So if your novel appears problematic, then join a writing critique group on or offline (although some critique groups are insufferable, I admit). Or attend a writing conference and go to the workshops that speak out to your work. Get your ego under control by learning spiritual practices such as yoga (breathing gives us space), meditation, or reading self-help books. Find someone whose opinion you trust who will critique with a firm, yet sensitive hand, such as a writing mentor.

Get a list of your novels strength and weaknesses, then research ways to solve the weaknesses and bolster the strength. There are no excuses in regard going online to a site such as Writers Digest or picking up writing books or magazines at the library. I’ve done this at various steps on my writing path. Also you might have to trim the fat of your novel and start from a blank page. Perhaps, deleting a character or twisting the plot inspires you to write a better novel. Deleting a paragraph, chapter, or character is not the same as tossing your novel into a lit fireplace. Although it’s also less dramatic and writers adore drama.

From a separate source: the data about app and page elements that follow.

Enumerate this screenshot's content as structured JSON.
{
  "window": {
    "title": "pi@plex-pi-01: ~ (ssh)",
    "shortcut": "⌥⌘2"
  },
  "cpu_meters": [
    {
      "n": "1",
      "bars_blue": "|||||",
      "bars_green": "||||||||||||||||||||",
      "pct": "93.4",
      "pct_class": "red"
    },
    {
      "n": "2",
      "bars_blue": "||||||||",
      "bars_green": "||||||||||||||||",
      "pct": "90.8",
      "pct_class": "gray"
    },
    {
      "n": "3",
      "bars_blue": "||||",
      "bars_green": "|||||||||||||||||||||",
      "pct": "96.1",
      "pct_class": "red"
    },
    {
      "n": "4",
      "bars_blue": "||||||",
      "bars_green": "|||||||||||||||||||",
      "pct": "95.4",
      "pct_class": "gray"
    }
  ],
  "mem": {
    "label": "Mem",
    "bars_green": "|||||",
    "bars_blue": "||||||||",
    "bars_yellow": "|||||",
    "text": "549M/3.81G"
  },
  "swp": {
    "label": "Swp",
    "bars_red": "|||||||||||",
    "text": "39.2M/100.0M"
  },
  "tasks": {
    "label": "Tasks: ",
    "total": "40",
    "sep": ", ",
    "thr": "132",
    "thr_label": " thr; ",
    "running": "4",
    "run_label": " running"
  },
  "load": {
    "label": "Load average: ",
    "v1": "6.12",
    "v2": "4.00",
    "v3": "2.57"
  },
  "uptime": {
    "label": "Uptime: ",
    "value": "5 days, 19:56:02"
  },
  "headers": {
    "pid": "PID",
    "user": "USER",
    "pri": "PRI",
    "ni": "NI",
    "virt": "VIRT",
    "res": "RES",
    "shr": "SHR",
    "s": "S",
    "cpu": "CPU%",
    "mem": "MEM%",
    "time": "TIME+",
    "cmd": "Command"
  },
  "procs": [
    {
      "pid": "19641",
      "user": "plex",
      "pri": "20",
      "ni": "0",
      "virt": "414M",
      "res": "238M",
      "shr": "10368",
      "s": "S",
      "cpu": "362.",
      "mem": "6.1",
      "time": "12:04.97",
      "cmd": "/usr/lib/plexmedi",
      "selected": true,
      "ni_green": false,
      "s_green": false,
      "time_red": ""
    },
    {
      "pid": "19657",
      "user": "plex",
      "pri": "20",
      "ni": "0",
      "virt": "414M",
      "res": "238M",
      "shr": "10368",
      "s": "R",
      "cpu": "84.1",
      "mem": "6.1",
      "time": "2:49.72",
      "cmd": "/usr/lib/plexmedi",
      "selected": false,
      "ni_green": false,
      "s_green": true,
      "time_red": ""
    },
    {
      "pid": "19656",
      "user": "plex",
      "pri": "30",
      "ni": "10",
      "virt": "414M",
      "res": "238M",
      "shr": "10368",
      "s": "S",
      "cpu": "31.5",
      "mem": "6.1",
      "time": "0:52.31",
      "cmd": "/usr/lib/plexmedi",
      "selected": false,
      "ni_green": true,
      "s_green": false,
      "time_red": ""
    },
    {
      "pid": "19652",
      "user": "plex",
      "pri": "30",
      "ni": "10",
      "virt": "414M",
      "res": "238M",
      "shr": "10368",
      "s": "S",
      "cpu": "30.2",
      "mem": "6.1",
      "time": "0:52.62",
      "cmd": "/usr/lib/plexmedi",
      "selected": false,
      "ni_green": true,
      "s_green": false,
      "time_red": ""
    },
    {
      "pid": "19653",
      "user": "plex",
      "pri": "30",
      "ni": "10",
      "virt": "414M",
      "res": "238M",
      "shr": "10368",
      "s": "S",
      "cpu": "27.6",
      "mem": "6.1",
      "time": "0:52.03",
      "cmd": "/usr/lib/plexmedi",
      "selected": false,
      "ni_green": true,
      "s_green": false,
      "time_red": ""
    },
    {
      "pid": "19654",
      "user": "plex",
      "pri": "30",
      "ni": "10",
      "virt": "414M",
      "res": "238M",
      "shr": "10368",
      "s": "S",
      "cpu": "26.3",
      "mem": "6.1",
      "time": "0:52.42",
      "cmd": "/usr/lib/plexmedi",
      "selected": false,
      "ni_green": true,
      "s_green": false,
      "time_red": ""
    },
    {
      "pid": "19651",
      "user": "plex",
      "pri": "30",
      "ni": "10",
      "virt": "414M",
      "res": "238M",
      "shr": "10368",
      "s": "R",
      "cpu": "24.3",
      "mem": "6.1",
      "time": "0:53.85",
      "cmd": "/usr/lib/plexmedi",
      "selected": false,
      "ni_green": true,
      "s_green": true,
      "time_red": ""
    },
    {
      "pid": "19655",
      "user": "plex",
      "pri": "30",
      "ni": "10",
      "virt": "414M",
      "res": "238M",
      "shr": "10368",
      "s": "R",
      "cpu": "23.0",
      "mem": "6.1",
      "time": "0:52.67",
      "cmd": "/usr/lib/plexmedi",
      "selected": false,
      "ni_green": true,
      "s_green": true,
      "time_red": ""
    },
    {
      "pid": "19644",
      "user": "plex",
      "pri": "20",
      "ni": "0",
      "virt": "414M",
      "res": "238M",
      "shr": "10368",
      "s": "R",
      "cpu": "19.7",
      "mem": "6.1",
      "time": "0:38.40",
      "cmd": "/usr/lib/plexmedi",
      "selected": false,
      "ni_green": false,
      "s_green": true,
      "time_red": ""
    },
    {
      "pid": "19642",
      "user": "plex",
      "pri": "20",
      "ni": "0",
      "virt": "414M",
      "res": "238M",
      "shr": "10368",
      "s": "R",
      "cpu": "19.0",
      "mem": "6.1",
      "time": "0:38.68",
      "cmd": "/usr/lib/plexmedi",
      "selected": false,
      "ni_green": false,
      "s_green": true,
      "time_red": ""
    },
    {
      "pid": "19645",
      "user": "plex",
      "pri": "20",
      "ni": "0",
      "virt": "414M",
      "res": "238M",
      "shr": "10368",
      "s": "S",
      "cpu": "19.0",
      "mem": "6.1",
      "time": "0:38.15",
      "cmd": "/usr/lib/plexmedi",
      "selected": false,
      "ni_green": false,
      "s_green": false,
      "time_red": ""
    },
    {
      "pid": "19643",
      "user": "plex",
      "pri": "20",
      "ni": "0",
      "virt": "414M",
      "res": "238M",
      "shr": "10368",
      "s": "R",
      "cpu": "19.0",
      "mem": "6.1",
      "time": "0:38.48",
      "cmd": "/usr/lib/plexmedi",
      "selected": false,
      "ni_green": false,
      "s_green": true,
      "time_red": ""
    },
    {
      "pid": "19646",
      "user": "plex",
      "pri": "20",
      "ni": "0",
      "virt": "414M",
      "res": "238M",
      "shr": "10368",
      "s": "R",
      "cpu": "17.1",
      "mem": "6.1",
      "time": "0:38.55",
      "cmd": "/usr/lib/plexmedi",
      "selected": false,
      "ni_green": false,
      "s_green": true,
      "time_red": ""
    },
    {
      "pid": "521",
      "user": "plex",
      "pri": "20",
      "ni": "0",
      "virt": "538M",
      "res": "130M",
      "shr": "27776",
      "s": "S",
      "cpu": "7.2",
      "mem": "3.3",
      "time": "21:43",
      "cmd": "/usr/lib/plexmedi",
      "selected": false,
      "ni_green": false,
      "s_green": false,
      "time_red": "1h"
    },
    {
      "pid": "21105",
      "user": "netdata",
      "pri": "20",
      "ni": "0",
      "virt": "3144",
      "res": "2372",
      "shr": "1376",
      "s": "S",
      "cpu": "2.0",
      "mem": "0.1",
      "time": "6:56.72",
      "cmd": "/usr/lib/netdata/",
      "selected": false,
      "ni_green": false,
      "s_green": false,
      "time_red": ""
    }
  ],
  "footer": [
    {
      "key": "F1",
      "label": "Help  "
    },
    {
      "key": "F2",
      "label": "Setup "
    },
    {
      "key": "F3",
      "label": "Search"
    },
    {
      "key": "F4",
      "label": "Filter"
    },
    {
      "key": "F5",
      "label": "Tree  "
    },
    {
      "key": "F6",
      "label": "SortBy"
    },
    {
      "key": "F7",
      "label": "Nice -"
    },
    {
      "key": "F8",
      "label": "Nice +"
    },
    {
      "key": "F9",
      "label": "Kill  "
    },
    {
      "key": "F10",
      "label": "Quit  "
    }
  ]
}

You can also place the novel in a file (computer or hard copy) and store it until you feel inspired to return to the novel. Start your next novel using the new tools and practices you gained from the first novel. And don’t do what I did and rewrite all your previous novels because you compare your current mastery to your more innocent efforts. And whatever you do, be your best advocate and supporter. Don’t put yourself down or say that you’ll never succeed as a novelist. If you feel a strong desire to write novels and that desire comes from your heart, then keep moving forward.

You’ll get there when you get there. And if it makes you feel any better, I started writing fiction in my thirties and I’m turning 52–the proud author-mama of five unpublished novels. I’m not giving up though. I love the stories that come to me, I enjoy the writing process and I’m sure I will enjoy publication of all my novels in good time. I wish you success too.

If you would like an astrology-coaching session from a multimedia artist, sign up at my blog Whole Astrology. Also visit Metaphysics 4 Everyday Living. And keep on writing.

Holding Out for the Cinderella Ending

Queen Anne tub, 1995

I thought I had completed my memoir, Woman Sleeping on the Couch last spring, but with a recent turn-of-events, I still have one last chapter to write. And I’m hoping for a Cinderella type ending.

At the beginning of August, my landlord gave me 30 days to vacate my current home. This home was never meant to be permanent but a jumping off point to my dream home. I have dealt with spiders, mold, and other irritations for the past several months, but at the same time I was grateful to live in the Sunnyland neighborhood of Bellingham.

Given my experiences from last fall, mainly dealing with narcissists and their ensuing drama as I couch surfed, I went into panic mode at the beginning of August thinking that I would have to experience the in between home scenarios once again. But then something miraculous happened and a friend hooked me up with a channeled session, much like the Abraham-Hicks work and I began uncovering my blocks by transmuting fear and despair into anger that burned through all the lies I had been taught since childhood. I let go of defenses and allowed myself to dream big.

So with a few days left to manifest my dream home (something I hadn’t even considered prior to doing Louise Hay’s affirmations and this clearing work), I see myself walking into a counter intuitive situation and living in a beautiful home for free by exchanging creative services (interior decorating, photography, etc). It can be done and when this dream home manifests, I’ll complete my memoir and begin another round of pitches.